Asked By – C.B.
I am struggling to find a more clean way of returning a boolean value if my set is empty at the end of my function
I take the intersection of two sets, and want to return
False based on if the resulting set is empty.
def myfunc(a,b): c = a.intersection(b) #...return boolean here
My initial thought was to do
return c is not None
However, in my interpreter I can easily see that statement will return true if
c = set()
>>> c = set() >>> c is not None True
I’ve also tried all of the following:
>>> c == None False >>> c == False False >>> c is None False
Now I’ve read from the documentation that I can only use
not with empty sets to deduce a boolean value. So far, the only thing I can come up with is returning not not c
>>> not not c False >>> not c True
I have a feeling there is a much more pythonic way to do this, by I am struggling to find it. I don’t want to return the actual set to an if statement because I don’t need the values, I just want to know if they intersect.
Now we will see solution for issue: Returning boolean if set is empty
def myfunc(a,b): c = a.intersection(b) return bool(c)

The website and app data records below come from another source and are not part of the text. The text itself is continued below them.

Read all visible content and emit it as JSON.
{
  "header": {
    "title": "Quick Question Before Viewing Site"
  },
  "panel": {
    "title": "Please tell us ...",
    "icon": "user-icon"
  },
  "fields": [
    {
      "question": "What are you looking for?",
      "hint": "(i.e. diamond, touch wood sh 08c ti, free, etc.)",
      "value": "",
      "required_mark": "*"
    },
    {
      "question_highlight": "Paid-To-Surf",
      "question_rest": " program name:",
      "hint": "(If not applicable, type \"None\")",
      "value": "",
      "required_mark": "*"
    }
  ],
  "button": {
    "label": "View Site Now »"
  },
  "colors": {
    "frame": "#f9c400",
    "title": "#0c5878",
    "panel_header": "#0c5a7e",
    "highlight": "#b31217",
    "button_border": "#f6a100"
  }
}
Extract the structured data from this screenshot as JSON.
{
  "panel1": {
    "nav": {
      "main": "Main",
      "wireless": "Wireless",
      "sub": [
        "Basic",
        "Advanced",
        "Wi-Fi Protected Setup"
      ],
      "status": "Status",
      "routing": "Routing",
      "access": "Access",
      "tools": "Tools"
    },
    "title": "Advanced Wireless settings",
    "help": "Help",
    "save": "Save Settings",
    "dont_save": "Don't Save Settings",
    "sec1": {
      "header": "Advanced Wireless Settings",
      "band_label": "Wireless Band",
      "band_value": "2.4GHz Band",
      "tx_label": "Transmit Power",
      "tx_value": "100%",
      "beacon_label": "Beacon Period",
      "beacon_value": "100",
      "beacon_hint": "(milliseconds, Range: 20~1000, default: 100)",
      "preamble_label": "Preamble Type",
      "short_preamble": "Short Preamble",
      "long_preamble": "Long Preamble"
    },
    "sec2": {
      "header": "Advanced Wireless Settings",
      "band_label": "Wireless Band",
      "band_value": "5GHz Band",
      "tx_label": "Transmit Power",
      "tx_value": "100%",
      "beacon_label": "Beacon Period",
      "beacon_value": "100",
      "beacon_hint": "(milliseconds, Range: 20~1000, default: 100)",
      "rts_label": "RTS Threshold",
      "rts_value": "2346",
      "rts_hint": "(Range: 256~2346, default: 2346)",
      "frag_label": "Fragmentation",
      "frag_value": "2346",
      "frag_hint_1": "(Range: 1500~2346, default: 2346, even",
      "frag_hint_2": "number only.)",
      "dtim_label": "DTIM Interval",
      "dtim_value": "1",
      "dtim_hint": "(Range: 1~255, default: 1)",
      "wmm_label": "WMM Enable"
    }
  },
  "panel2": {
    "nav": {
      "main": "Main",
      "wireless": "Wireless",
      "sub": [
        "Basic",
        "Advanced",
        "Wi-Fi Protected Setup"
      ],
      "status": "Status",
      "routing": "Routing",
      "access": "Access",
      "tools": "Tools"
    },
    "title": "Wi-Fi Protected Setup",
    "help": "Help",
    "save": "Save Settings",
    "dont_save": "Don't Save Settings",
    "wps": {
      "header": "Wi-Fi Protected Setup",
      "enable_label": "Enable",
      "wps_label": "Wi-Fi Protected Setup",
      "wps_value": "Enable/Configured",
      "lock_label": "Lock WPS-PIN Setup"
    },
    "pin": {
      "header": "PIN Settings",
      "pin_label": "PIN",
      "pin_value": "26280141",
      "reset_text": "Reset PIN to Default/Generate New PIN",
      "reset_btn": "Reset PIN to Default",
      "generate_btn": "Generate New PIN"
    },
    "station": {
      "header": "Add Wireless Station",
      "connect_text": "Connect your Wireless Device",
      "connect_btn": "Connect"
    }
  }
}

bool() will do something similar to
not not, but more ideomatic and clear.